A Lesson Before Dying
by Ernest J. Gaines
A LESSON BEFORE DYING is about a young black man, Jefferson, who finds himself in the wrong place at the wrong time. He gets unwittingly involved in a shootout in a local liquor store where the white bar tender is killed.
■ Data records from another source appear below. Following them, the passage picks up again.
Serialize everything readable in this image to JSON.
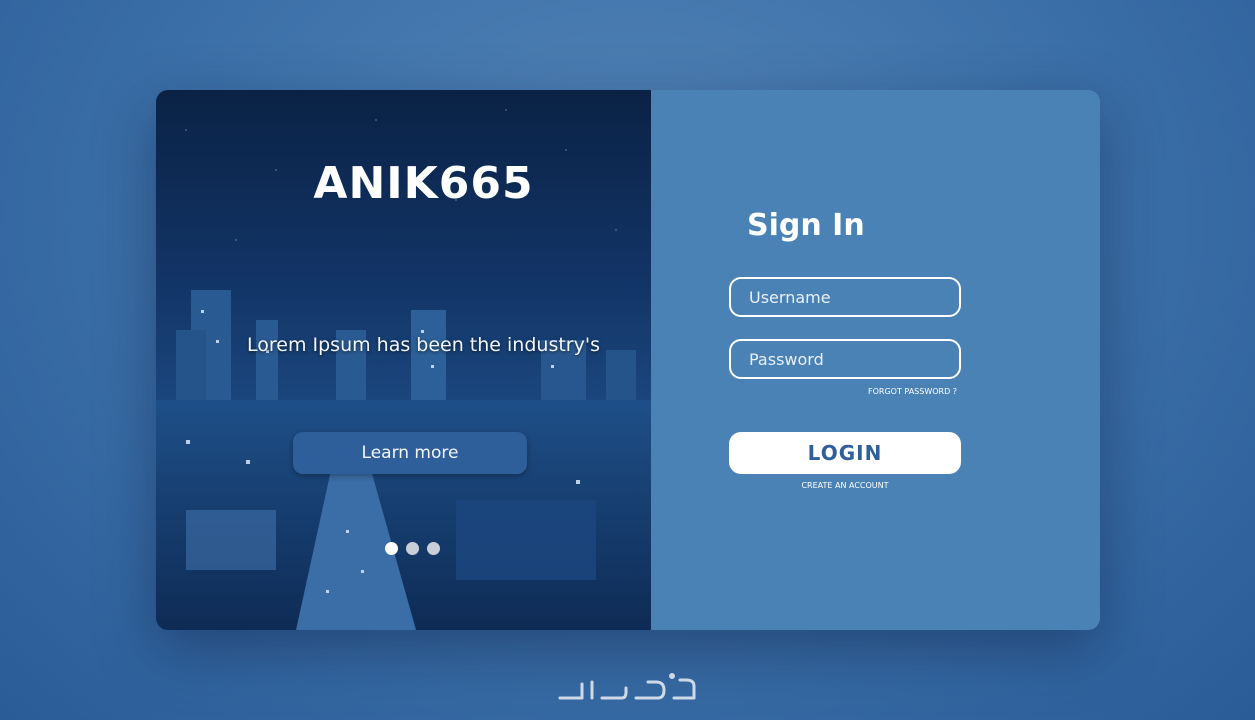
{
  "hero": {
    "title": "ANIK665",
    "tagline": "Lorem Ipsum has been the industry's",
    "learn_more_label": "Learn more",
    "slides": [
      {
        "active": true
      },
      {
        "active": false
      },
      {
        "active": false
      }
    ]
  },
  "signin": {
    "title": "Sign In",
    "username_placeholder": "Username",
    "password_placeholder": "Password",
    "forgot_label": "FORGOT PASSWORD ?",
    "login_label": "LOGIN",
    "create_account_label": "CREATE AN ACCOUNT"
  },
  "watermark": {
    "text": "خمسات"
  },
  "colors": {
    "background": "#3f73aa",
    "panel": "#4a82b5",
    "button_dark": "#2f5f9b",
    "login_text": "#2f5f9b",
    "white": "#ffffff"
  }
}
It is a small town in the south of America during the late 1940s: the all white jury find him guilty and he is sentenced to death.
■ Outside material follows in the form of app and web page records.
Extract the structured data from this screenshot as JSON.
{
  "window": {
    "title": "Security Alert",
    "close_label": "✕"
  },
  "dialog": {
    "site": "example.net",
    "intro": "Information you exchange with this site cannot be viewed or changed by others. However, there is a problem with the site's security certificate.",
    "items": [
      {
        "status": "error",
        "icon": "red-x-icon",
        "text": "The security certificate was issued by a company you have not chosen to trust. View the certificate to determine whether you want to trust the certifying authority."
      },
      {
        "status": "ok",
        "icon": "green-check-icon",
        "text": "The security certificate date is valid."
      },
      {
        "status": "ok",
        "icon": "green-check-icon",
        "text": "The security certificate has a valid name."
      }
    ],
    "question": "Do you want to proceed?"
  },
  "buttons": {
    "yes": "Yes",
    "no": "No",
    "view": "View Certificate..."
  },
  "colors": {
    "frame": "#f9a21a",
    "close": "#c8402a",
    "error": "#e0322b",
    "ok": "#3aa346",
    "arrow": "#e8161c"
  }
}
Grant, the local teacher, is tasked by Jefferson’s godmother, Miss Emma, to make sure that it is “..a man that goes to that chair, on his own two feet.” Very reluctantly, Grant accepts the challenge, and the story is based on the relationship that develops between the two men in the months that Jefferson is on Death Row. Deceptively simple in construction and tone, the novel reveals its moral complexity in the troubled voice of the narrator, the not altogether likable, Grant.
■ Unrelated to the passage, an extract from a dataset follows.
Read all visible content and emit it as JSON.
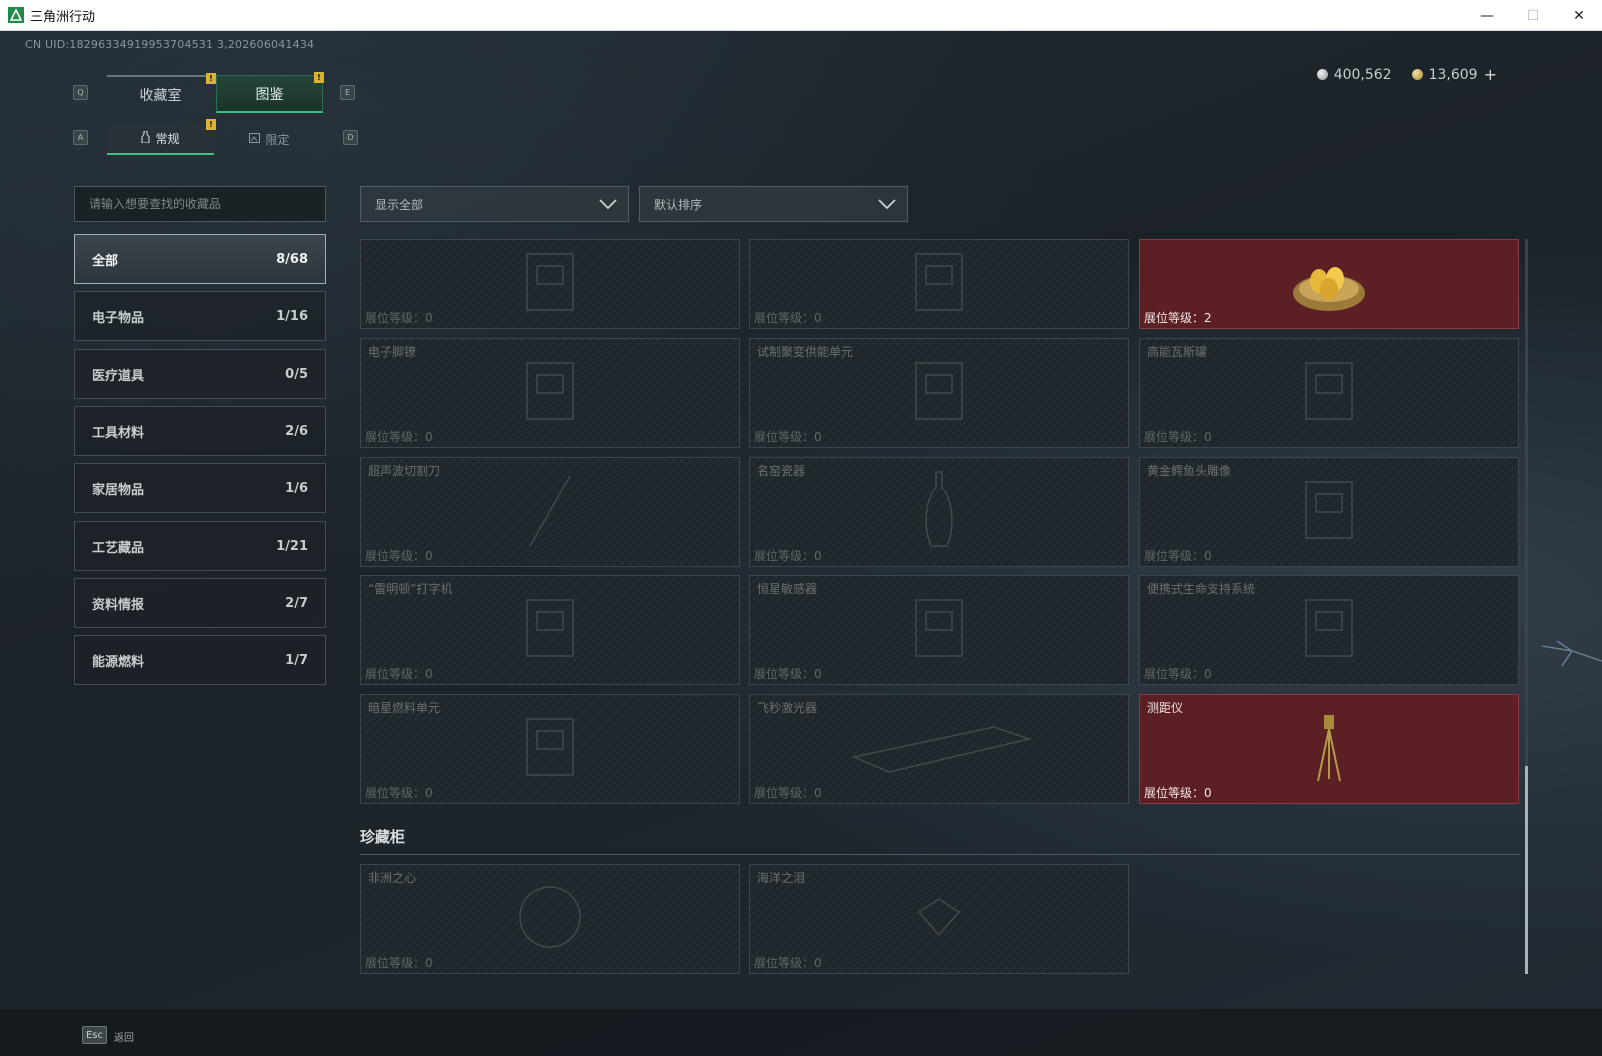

Ernest J. Gaines grew up on a plantation and his descriptions of the world of the indentured labourer, the ignorance and prejudice of the white folks, and the degradation of the black people all have the authenticity of lived experience. The devil is indeed in the incidental detail: the fact that the schools for black children started a month later and got out two months earlier than those for white children or the haunting sound heard throughout the town of the generator that powered the electric chair.
It is a novel of extraordinary depth and power, as compassionate as it is condemnatory, and demands to be read – a lesson to us all.